BYU’s Departments of Asian and Near Eastern Languages and of Philosophy had an informal lunch today with the University’s president (Kevin Worthen) and its academic vice president (James Rasband, who contributed the foreword to the Interpreter Foundation’s 2017 festschrift volume in honor of John W. Welch). My faculty appointment is in Asian and Near Eastern Languages, which is why I participated in the lunch, although I’ve also taught courses in Philosophy (and, in fact, will be doing so again this next term). The get-together was interesting, and was devoted almost entirely to a lively and candid series of questions and answers.
But, somehow, during the time that we were sitting there, I began to think of one of my great disappointments at BYU.
During most of the years that I was seriously involved in the Foundation for Ancient Research and Mormon Studies, or FARMS, and its successor organization, the Neal A. Maxwell Institute for Religious Scholarship, there was a real feeling of excitement and camaraderie as we brought the tools of biblical studies and ancient Near Eastern studies and other such fields to bear on the Book of Mormon, the Book of Abraham, and related topics.

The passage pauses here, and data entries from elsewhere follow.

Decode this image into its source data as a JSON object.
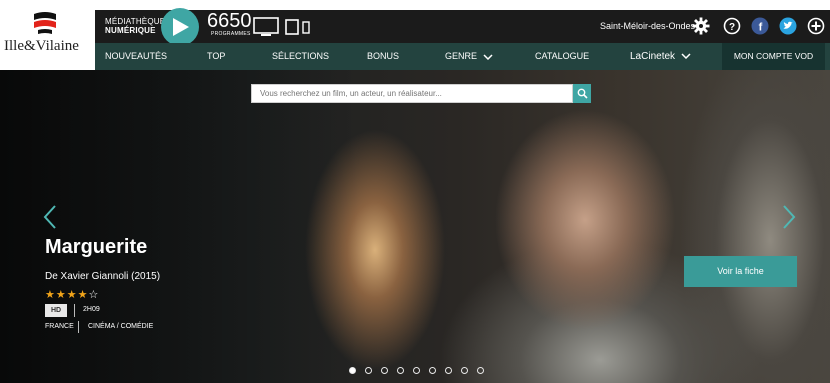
{
  "logo": {
    "text": "Ille&Vilaine",
    "icon": "ille-et-vilaine-logo"
  },
  "topbar": {
    "mediatheque_line1": "MÉDIATHÈQUE",
    "mediatheque_line2": "NUMÉRIQUE",
    "programs_count": "6650",
    "programs_label": "PROGRAMMES",
    "library_name": "Saint-Méloir-des-Ondes",
    "icons": [
      "play-icon",
      "monitor-icon",
      "tablet-icon",
      "phone-icon",
      "gear-icon",
      "help-icon",
      "facebook-icon",
      "twitter-icon",
      "plus-icon"
    ]
  },
  "nav": {
    "items": [
      "NOUVEAUTÉS",
      "TOP",
      "SÉLECTIONS",
      "BONUS",
      "GENRE",
      "CATALOGUE",
      "LaCinetek"
    ],
    "account": "MON COMPTE VOD"
  },
  "search": {
    "placeholder": "Vous recherchez un film, un acteur, un réalisateur..."
  },
  "hero": {
    "title": "Marguerite",
    "byline": "De Xavier Giannoli (2015)",
    "rating": 4,
    "rating_max": 5,
    "stars_filled": "★★★★",
    "stars_empty": "☆",
    "badge": "HD",
    "duration": "2H09",
    "country": "FRANCE",
    "genre": "CINÉMA / COMÉDIE",
    "cta": "Voir la fiche"
  },
  "carousel": {
    "slide_count": 9,
    "active_index": 0
  },
  "colors": {
    "accent": "#3fa6a4",
    "nav_bg": "#23433f",
    "topbar_bg": "#1b1b1b",
    "star": "#f2a51a"
  }
}
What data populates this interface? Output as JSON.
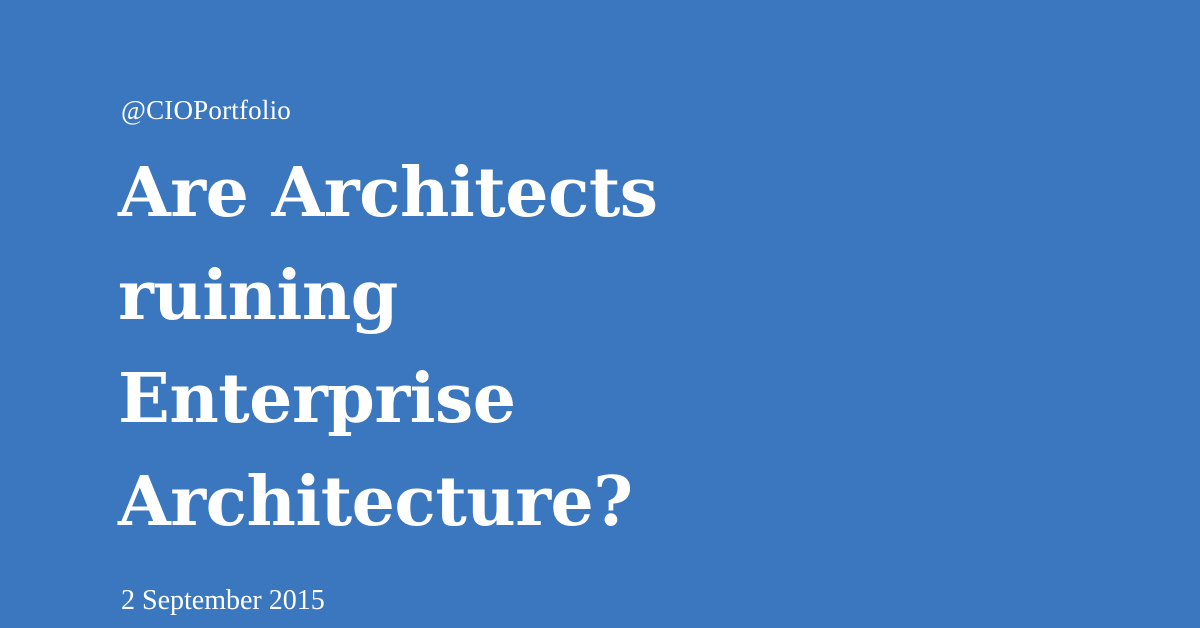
{
  "card": {
    "handle": "@CIOPortfolio",
    "title_lines": [
      "Are Architects",
      "ruining",
      "Enterprise",
      "Architecture?"
    ],
    "date": "2 September 2015"
  },
  "colors": {
    "background": "#3a77bf",
    "text": "#ffffff"
  }
}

We gathered together a constellation of Latter-day Saint scholars with expertise in early Christian literature, Egyptology, Semitics, Islamic studies and Arabic, biblical law, and the like. I actually began to think of something like an emerging “Provo School” of scriptural scholarship, a distinct family of approaches to the topic — born from unique and distinct questions and interests. I thought that maybe we were in the early formative stages of such a thing.

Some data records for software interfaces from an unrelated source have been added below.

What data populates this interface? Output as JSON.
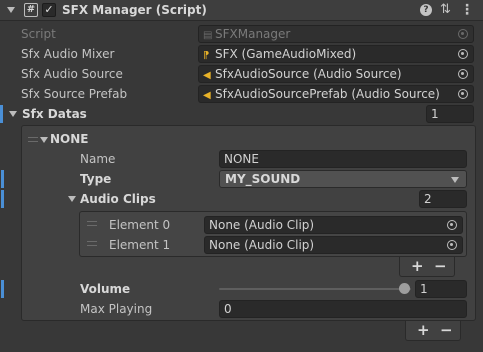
{
  "header": {
    "title": "SFX Manager (Script)",
    "enabled": true,
    "icons": [
      "hash-script-icon",
      "checkbox-icon",
      "help-icon",
      "settings-icon",
      "more-icon"
    ]
  },
  "fields": {
    "script": {
      "label": "Script",
      "value": "SFXManager"
    },
    "mixer": {
      "label": "Sfx Audio Mixer",
      "value": "SFX (GameAudioMixed)"
    },
    "source": {
      "label": "Sfx Audio Source",
      "value": "SfxAudioSource (Audio Source)"
    },
    "prefab": {
      "label": "Sfx Source Prefab",
      "value": "SfxAudioSourcePrefab (Audio Source)"
    }
  },
  "sfx_datas": {
    "label": "Sfx Datas",
    "size": "1",
    "element": {
      "title": "NONE",
      "name": {
        "label": "Name",
        "value": "NONE"
      },
      "type": {
        "label": "Type",
        "value": "MY_SOUND"
      },
      "audio_clips": {
        "label": "Audio Clips",
        "size": "2",
        "items": [
          {
            "label": "Element 0",
            "value": "None (Audio Clip)"
          },
          {
            "label": "Element 1",
            "value": "None (Audio Clip)"
          }
        ]
      },
      "volume": {
        "label": "Volume",
        "value": "1",
        "fraction": 1.0
      },
      "max_playing": {
        "label": "Max Playing",
        "value": "0"
      }
    }
  },
  "controls": {
    "plus": "+",
    "minus": "−"
  },
  "colors": {
    "accent": "#4a8fd6",
    "background": "#383838",
    "field": "#2a2a2a",
    "folder_icon": "#e8b228"
  }
}
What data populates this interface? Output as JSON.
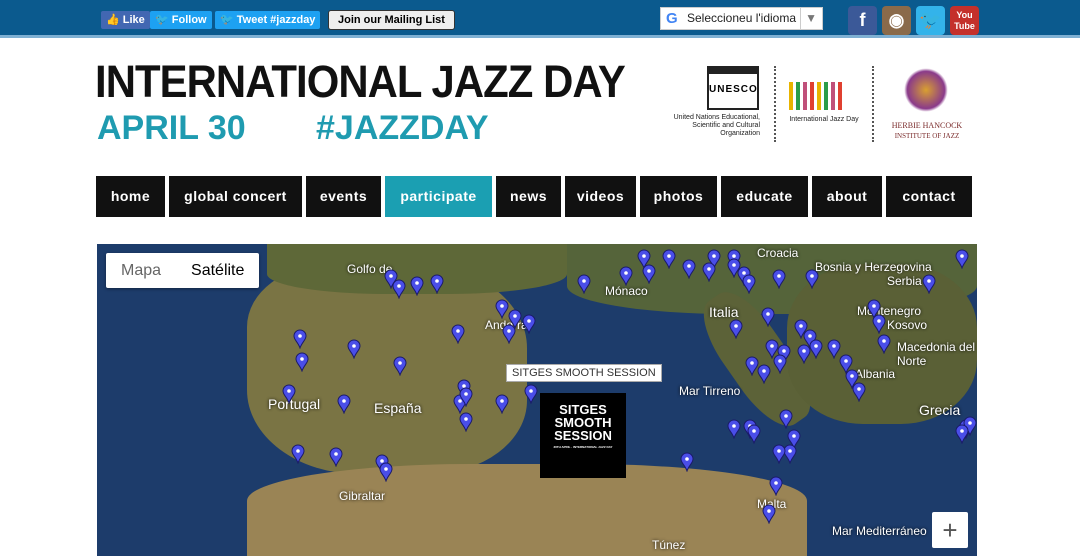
{
  "topbar": {
    "like": "Like",
    "follow": "Follow",
    "tweet": "Tweet #jazzday",
    "mailing": "Join our Mailing List",
    "language": "Seleccioneu l'idioma",
    "social": [
      "facebook-icon",
      "instagram-icon",
      "twitter-icon",
      "youtube-icon"
    ],
    "youtube_text": "You Tube"
  },
  "header": {
    "title": "INTERNATIONAL JAZZ DAY",
    "date": "APRIL 30",
    "hashtag": "#JAZZDAY",
    "unesco": "UNESCO",
    "unesco_caption": "United Nations Educational, Scientific and Cultural Organization",
    "ijd_caption": "International Jazz Day",
    "hhij_name": "Herbie Hancock",
    "hhij_sub": "Institute of Jazz"
  },
  "nav": [
    {
      "label": "home"
    },
    {
      "label": "global concert"
    },
    {
      "label": "events"
    },
    {
      "label": "participate",
      "active": true
    },
    {
      "label": "news"
    },
    {
      "label": "videos"
    },
    {
      "label": "photos"
    },
    {
      "label": "educate"
    },
    {
      "label": "about"
    },
    {
      "label": "contact"
    }
  ],
  "map": {
    "type_map": "Mapa",
    "type_satellite": "Satélite",
    "tooltip": "SITGES SMOOTH SESSION",
    "poster_title": "SITGES SMOOTH SESSION",
    "poster_sub": "30TH APRIL · INTERNATIONAL JAZZ DAY",
    "zoom_in": "+",
    "labels": [
      "Golfo de",
      "Croacia",
      "Bosnia y Herzegovina",
      "Serbia",
      "Mónaco",
      "Andorra",
      "Italia",
      "Montenegro",
      "Kosovo",
      "Macedonia del Norte",
      "Albania",
      "Portugal",
      "España",
      "Mar Tirreno",
      "Grecia",
      "Gibraltar",
      "Malta",
      "Mar Mediterráneo",
      "Túnez"
    ]
  },
  "colors": {
    "accent": "#1b9fb2",
    "topbar": "#0b5a8e",
    "marker": "#4a4ee8"
  }
}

And then I began to think about how the tools that were being applied to the extrabiblical scriptures of the Restoration might fruitfully be applied to yet another extrabiblical text of world scripture, the Qur’an. I began to dream of a “BYU Qur’an.”
There has long been a tendency to see Islamic studies and biblical studies as areas of study that are hermetically sealed off from one another. The Qur’an was, and continues to be, primarily viewed as the beginning of the Islamic tradition — which is, obviously, an entirely legitimate way of looking at it. On the other hand, although it’s relatively late it’s actually older than at least a few of the texts that are included in Jim Charlesworth’s two-volume anthology of the Old Testamant pseudepigrapha — which led me to wonder why the examination of those texts was considered more or less part of biblical studies, while the Qur’an, a Near Eastern text from late antiquity, is not. People who do biblical studies don’t typically do Qur’anic studies. People who do Qur’anic studies rarely if ever do biblical studies.

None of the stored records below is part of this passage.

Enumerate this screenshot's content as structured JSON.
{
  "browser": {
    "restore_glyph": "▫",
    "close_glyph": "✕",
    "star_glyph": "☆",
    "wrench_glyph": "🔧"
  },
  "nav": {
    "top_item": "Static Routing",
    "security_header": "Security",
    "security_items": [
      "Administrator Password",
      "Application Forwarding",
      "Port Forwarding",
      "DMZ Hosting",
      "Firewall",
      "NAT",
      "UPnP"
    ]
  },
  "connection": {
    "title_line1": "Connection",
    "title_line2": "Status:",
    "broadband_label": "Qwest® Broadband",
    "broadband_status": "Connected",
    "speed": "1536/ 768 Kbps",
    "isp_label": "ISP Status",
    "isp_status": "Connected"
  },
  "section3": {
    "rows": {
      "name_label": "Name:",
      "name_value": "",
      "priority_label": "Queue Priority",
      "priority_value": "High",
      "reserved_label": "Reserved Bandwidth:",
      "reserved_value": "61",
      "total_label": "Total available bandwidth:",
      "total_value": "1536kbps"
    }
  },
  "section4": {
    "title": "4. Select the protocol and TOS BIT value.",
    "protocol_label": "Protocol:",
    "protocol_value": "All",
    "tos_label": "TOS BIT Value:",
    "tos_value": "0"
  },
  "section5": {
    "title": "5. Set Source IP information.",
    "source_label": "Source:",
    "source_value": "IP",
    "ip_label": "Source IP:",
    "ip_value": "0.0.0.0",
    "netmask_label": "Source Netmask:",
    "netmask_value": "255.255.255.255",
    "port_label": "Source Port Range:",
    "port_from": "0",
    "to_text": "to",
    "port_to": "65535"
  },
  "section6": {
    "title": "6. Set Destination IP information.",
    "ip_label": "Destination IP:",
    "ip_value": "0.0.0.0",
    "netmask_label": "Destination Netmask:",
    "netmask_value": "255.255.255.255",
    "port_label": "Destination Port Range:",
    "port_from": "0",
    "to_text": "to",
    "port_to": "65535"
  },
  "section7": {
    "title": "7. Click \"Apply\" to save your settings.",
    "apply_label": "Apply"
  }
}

In the old classical days of “orientalism,” however, this wasn’t necessarily so. For instance, the great Julius Wellhausen (1844-1918), one of the originators of the “documentary hypothesis” regarding the Old Testament, also wrote on the New Testament and made extremely important contributions to the study of earliest Islam. And his fellow German Eduard Meyer (1855-1930) published extensively on ancient history generally and on Judaism in particular, and is still fairly well known among Latter-day Saint scholars for his Ursprung und Geschichte der Mormonen (1912), in which he very knowledgeably compared the Restoration to the rise of Islam. They hadn’t compartmentalized their approach to nearly the extent that — for easily understandable reasons — we do today.
My thought was to convene on ongoing seminar in which our people, coming from such diverse disciplines as Syriac studies, Egyptology, Hebrew legal history, patristics, Old Testament studies, comparative Semitics, and the like, would read the Qur’an at a rather leisurely pace together over a period of years and discuss it, noting things that, because of their particular backgrounds and specialties, jumped out at them — but that would not necessarily strike those coming from the more common background of Islamic studies as such. I thought that an interesting volume, a commentary, might result from such an enterprise.
Anyway, that was one of the dreams that died with the upheaval at the Maxwell Institute of 2012.
For all sad words of tongue and pen,
The saddest are these, ‘It might have been’.
John Greenleaf Whittier (1807-1892)